fit <- rasch(LSAT)
factor.scores(fit) # Empirical Bayes


## Factor scores for all subjects in the
## original dataset LSAT
factor.scores(fit, resp.patterns = LSAT)


## Factor scores for specific patterns,
## including NA's, can be obtained by 
factor.scores(fit, resp.patterns = rbind(c(1,0,1,0,1), c(NA,1,0,NA,1)))


## Not run: 
## Factor Scores for the two-parameter logistic model
fit <- ltm(Abortion ~ z1)
factor.scores(fit, method = "MI", B = 20) # Multiple Imputation

## Factor Scores for the graded response model
fit <- grm(Science[c(1,3,4,7)])
factor.scores(fit, resp.patterns = rbind(1:4, c(NA,1,2,3)))

## End(Not run)
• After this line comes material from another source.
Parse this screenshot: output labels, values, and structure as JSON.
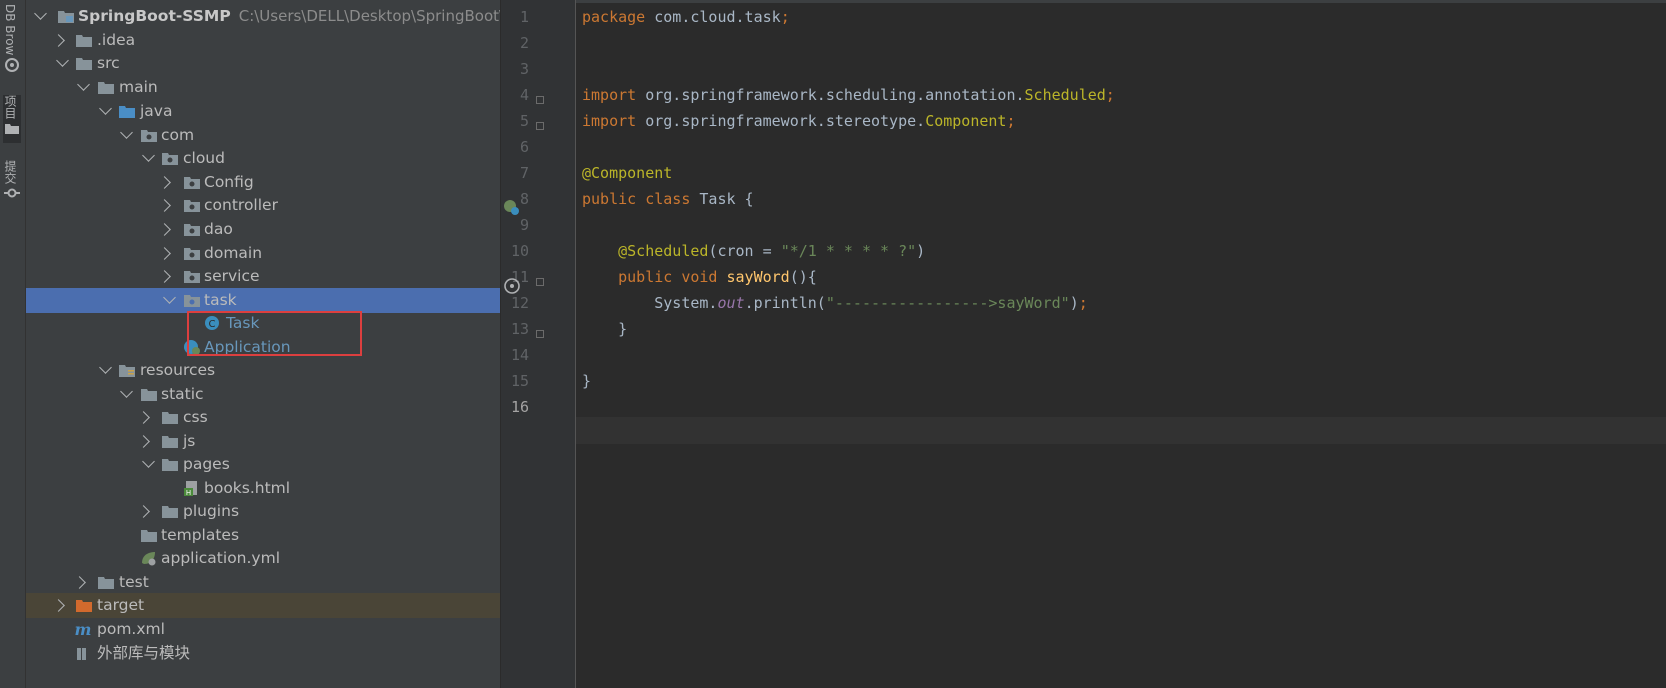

drizopoulos/ltm documentation built on April 19, 2018, 2:37 a.m.